Saturday, August 1, 2009
Program Insider: Australia to Upgrade Tigers
Australia’s latest defence capability plan (DCP), released July 1, reveals plans to upgrade or replace three types of helicopters in service with the country’s Defence Force (ADF). In particular, it looks at modernizing the mission equipment to its Eurocopter Tiger fleet, "to ensure the Australian Tigers retain currency with operational requirements." The new DCP predicts a "new phase — or phases — to maintain the effectiveness of the capability.
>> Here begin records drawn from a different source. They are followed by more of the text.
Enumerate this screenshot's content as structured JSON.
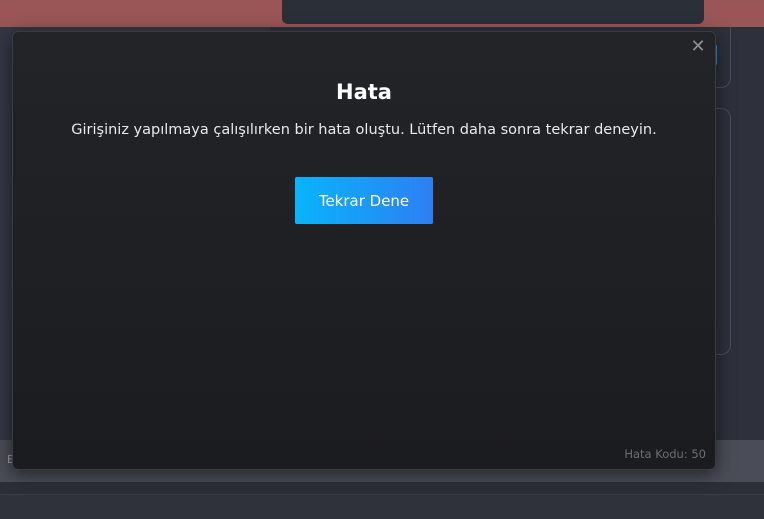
{
  "background": {
    "bottom_bar_text": "E"
  },
  "modal": {
    "title": "Hata",
    "message": "Girişiniz yapılmaya çalışılırken bir hata oluştu. Lütfen daha sonra tekrar deneyin.",
    "retry_label": "Tekrar Dene",
    "close_symbol": "✕",
    "error_code": "Hata Kodu: 50",
    "close_icon": "close-icon"
  },
  "colors": {
    "accent_start": "#08b4fb",
    "accent_end": "#2e7ff2",
    "modal_bg": "#1e1f23",
    "top_banner": "#9a5656"
  }
}
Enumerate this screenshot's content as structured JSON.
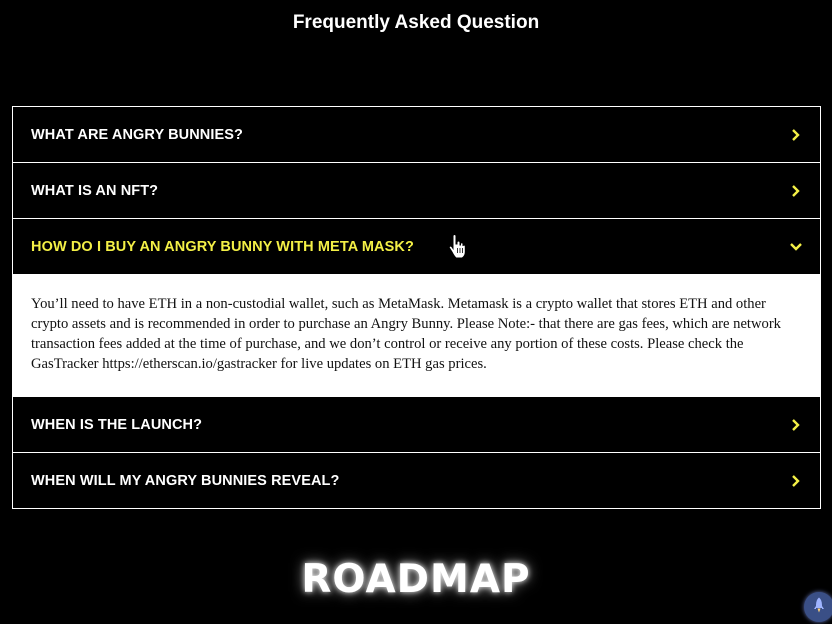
{
  "faq": {
    "title": "Frequently Asked Question",
    "items": [
      {
        "question": "WHAT ARE ANGRY BUNNIES?",
        "open": false
      },
      {
        "question": "WHAT IS AN NFT?",
        "open": false
      },
      {
        "question": "HOW DO I BUY AN ANGRY BUNNY WITH META MASK?",
        "open": true,
        "answer": "You’ll need to have ETH in a non-custodial wallet, such as MetaMask. Metamask is a crypto wallet that stores ETH and other crypto assets and is recommended in order to purchase an Angry Bunny. Please Note:- that there are gas fees, which are network transaction fees added at the time of purchase, and we don’t control or receive any portion of these costs. Please check the GasTracker https://etherscan.io/gastracker for live updates on ETH gas prices."
      },
      {
        "question": "WHEN IS THE LAUNCH?",
        "open": false
      },
      {
        "question": "WHEN WILL MY ANGRY BUNNIES REVEAL?",
        "open": false
      }
    ]
  },
  "roadmap": {
    "title": "ROADMAP"
  },
  "colors": {
    "background": "#000000",
    "accent_yellow": "#f4f046",
    "border": "#ffffff",
    "float_button": "#3a4f86"
  },
  "icons": {
    "collapsed": "chevron-right-icon",
    "expanded": "chevron-down-icon",
    "cursor": "hand-pointer-icon",
    "float_button": "rocket-icon"
  }
}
This project is expected to provide system upgrades to the Armed Reconnaissance Helicopter (ARH), consistent with the parent Franco-German Tiger program.
"The upgrades may include weapons, engines, software, aircraft mission management system and ground support system upgrades." The package is expected to cost between A$100 million and A$500 million ($80m to $400m). The DCP says that "Defense will commence work on developing this phase for government consideration after 2016." Last month the Australian DoD flagged more specific modifications to the Tigers, to improve their interoperability with the army’s battlefield command-and-control system. DoD officials told Australian Senate defense budget hearings that the modifications include improved data-linking, to support transfer of targeting and situational awareness.
Australia remains in the delivery phase for its Tiger fleet. Twelve ARHs are currently in service with six more under assembly, at Australian Aerospace at Brisbane, and four more to come. Two squadrons, the 161st and 162nd, have been formed at Darwin as part of the Army’s new ARH regiment.
If, as widely predicted, France sends some of its own Hélicoptère d’Appui Protection (HAP)-variant Tigers to Afghanistan, Australia is expected to send at least one observer to join them. If the political decision is taken, an initial three aircraft from the ALAT (Aviation Légère de l’Armée de Terre) 4th Airmobile Brigade will be dispatched.
The HAP combat support Tiger is said to be "technically and operationally" ready for deployment, with two years of operational training with the elite 4th Brigade under its belt. The DCP also sets Initial Operational Capability (IOC) dates for new Royal Australian Navy (RAN) Seahawks and F-model Chinooks for the Army. Australia wants to achieve IOC with its replacement Seahawks for both the cancelled Kaman SH-2G (A) Seasprite and existing S-70B-2 fleets between 2014 and 2016. First pass approval (initial agreement) to procure 24 Sikorsky MH-60Rs is scheduled for between now and mid-2011. Second pass — formal acquisition approvals — should happen between mid-2010 and mid-2012.
The new aircraft will replace RAN’s 16 existing Seahawks, which are scheduled to be withdrawn from service by 2019. The acquisition is forecast to cost between A$500 million and A$1.5 billion ($400m to $1.2bn). The Army will not achieve IOC with its seven new Boeing CH-47F Chinooks before 2016. In the meantime, it plans to issue tenders later this year for a deeper maintenance support capability for its six existing CH-47D aircraft. The DCP says that government approvals to proceed with the CH-47F acquisition may not occur until mid-2012. This is despite Australia lodging a $560-million Foreign Military Sales (FMS) acquisition application for the aircraft with the U.S. DoD in April.
While FMS remains the planned purchase mechanism, the DCP says that the Australian industry is expected to realize work opportunities on the new aircraft through "design and fitment of additional mission equipment to the CH-47F, once they are delivered to Australia."